___ Material shown ___
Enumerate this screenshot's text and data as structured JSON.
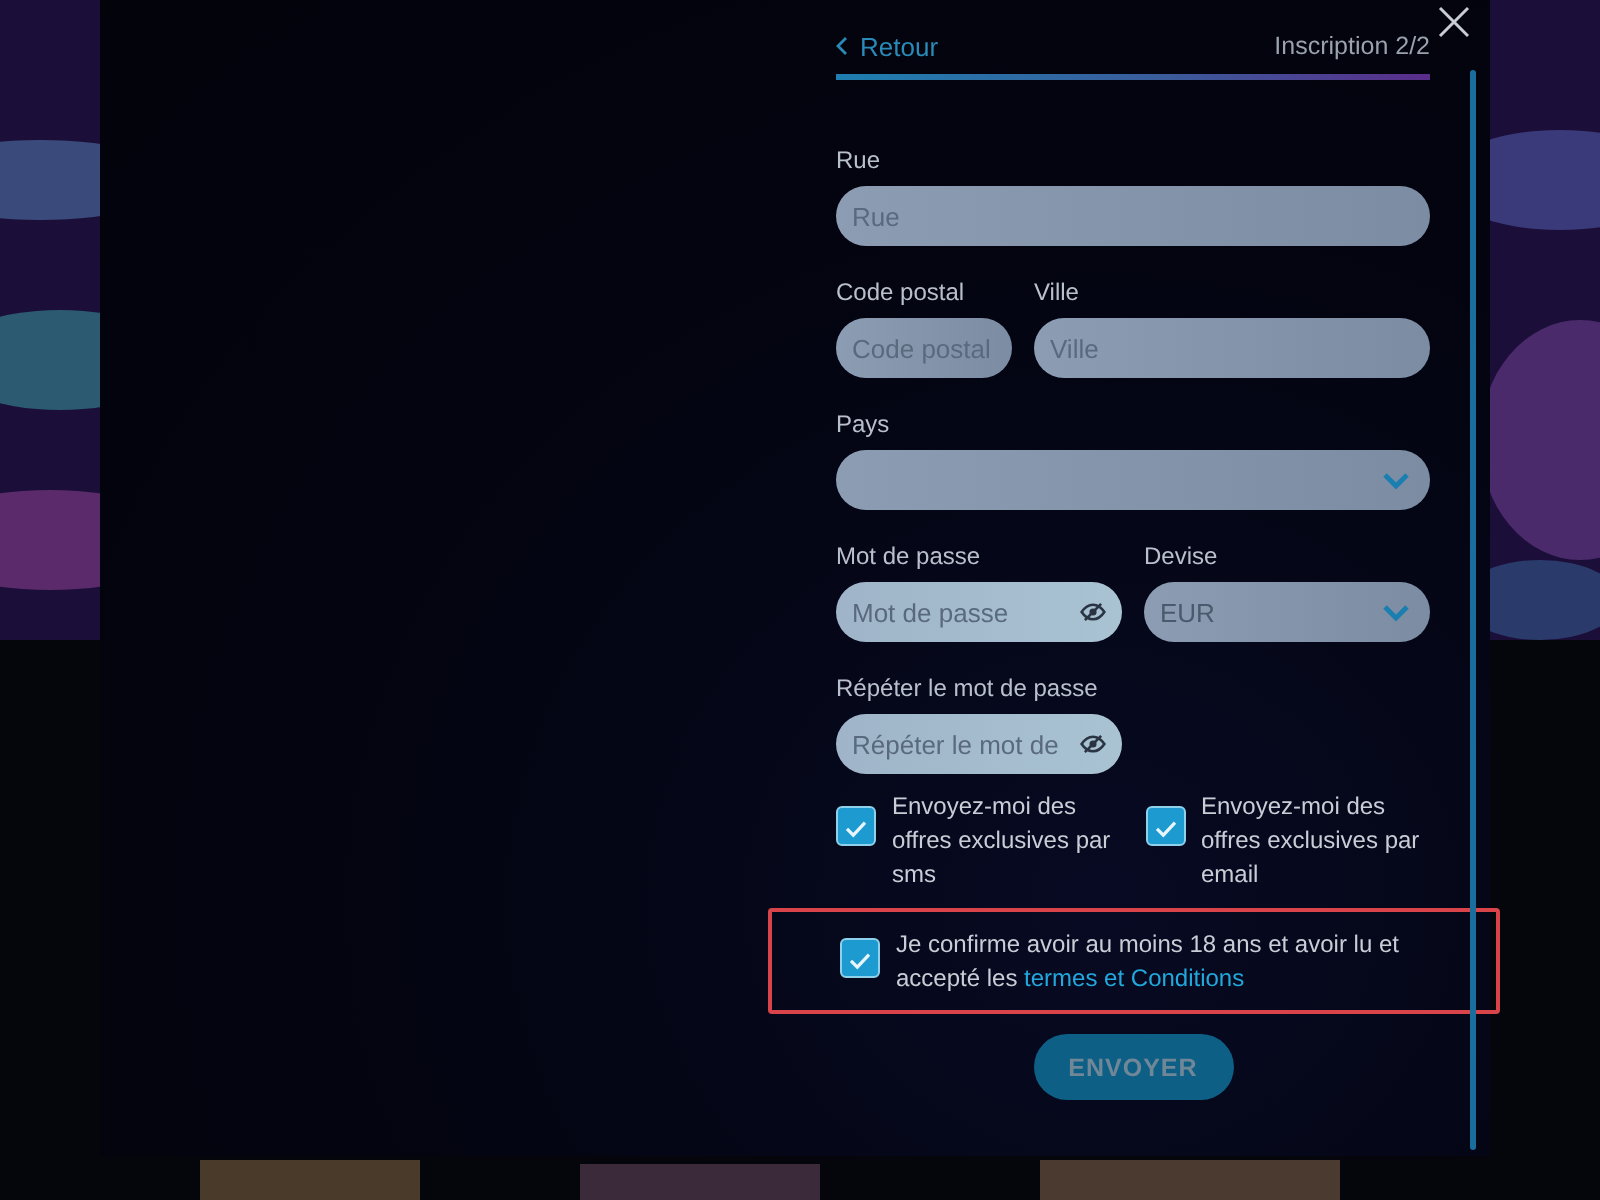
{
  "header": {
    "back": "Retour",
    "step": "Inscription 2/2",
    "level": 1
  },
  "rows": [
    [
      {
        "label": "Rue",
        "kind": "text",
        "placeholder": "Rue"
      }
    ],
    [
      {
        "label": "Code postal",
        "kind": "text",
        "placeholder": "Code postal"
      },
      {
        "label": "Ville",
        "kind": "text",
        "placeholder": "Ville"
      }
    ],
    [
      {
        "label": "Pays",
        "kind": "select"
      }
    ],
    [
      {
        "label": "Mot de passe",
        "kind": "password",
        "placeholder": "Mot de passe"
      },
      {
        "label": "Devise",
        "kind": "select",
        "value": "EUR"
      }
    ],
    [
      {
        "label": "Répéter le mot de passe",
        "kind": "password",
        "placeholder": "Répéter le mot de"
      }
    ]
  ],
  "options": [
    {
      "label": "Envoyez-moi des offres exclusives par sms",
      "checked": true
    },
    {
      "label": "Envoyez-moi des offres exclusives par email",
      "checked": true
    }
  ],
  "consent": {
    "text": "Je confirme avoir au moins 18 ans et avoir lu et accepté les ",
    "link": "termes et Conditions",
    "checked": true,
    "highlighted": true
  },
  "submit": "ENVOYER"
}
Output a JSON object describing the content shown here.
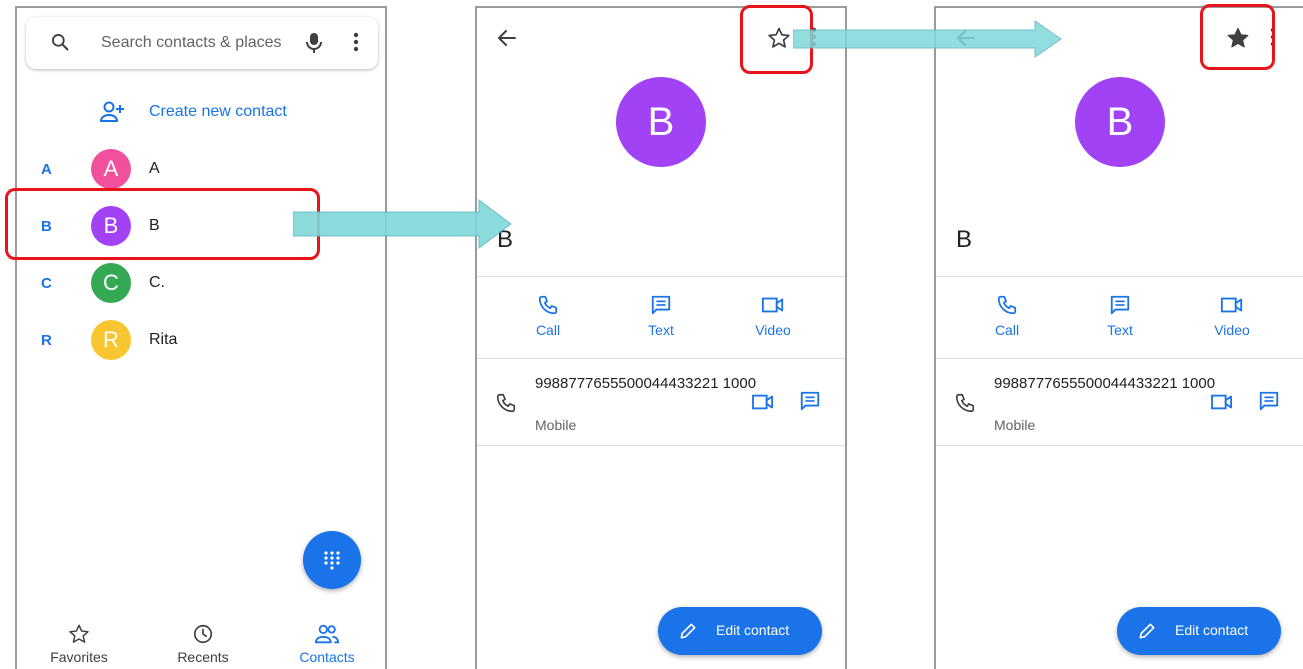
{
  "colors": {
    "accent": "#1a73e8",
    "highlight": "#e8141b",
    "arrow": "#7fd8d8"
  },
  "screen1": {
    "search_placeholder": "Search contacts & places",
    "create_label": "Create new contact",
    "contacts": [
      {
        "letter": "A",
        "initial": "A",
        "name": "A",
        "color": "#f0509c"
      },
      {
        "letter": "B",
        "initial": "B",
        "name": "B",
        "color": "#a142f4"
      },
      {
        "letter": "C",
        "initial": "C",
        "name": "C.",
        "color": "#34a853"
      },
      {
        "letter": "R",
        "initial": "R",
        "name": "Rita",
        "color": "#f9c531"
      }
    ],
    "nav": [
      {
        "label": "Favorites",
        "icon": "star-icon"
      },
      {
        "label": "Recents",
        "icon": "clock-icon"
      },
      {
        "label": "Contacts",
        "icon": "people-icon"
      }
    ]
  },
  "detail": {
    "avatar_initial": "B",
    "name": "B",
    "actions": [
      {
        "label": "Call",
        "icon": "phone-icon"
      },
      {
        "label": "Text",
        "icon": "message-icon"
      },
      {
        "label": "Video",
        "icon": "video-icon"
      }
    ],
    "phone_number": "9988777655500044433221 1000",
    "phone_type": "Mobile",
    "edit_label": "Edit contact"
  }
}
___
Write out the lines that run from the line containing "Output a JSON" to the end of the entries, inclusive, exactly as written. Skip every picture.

Output a JSON object describing the content shown here.
{
  "colors": {
    "accent": "#1a73e8",
    "highlight": "#e8141b",
    "arrow": "#7fd8d8"
  },
  "screen1": {
    "search_placeholder": "Search contacts & places",
    "create_label": "Create new contact",
    "contacts": [
      {
        "letter": "A",
        "initial": "A",
        "name": "A",
        "color": "#f0509c"
      },
      {
        "letter": "B",
        "initial": "B",
        "name": "B",
        "color": "#a142f4"
      },
      {
        "letter": "C",
        "initial": "C",
        "name": "C.",
        "color": "#34a853"
      },
      {
        "letter": "R",
        "initial": "R",
        "name": "Rita",
        "color": "#f9c531"
      }
    ],
    "nav": [
      {
        "label": "Favorites",
        "icon": "star-icon"
      },
      {
        "label": "Recents",
        "icon": "clock-icon"
      },
      {
        "label": "Contacts",
        "icon": "people-icon"
      }
    ]
  },
  "detail": {
    "avatar_initial": "B",
    "name": "B",
    "actions": [
      {
        "label": "Call",
        "icon": "phone-icon"
      },
      {
        "label": "Text",
        "icon": "message-icon"
      },
      {
        "label": "Video",
        "icon": "video-icon"
      }
    ],
    "phone_number": "9988777655500044433221 1000",
    "phone_type": "Mobile",
    "edit_label": "Edit contact"
  }
}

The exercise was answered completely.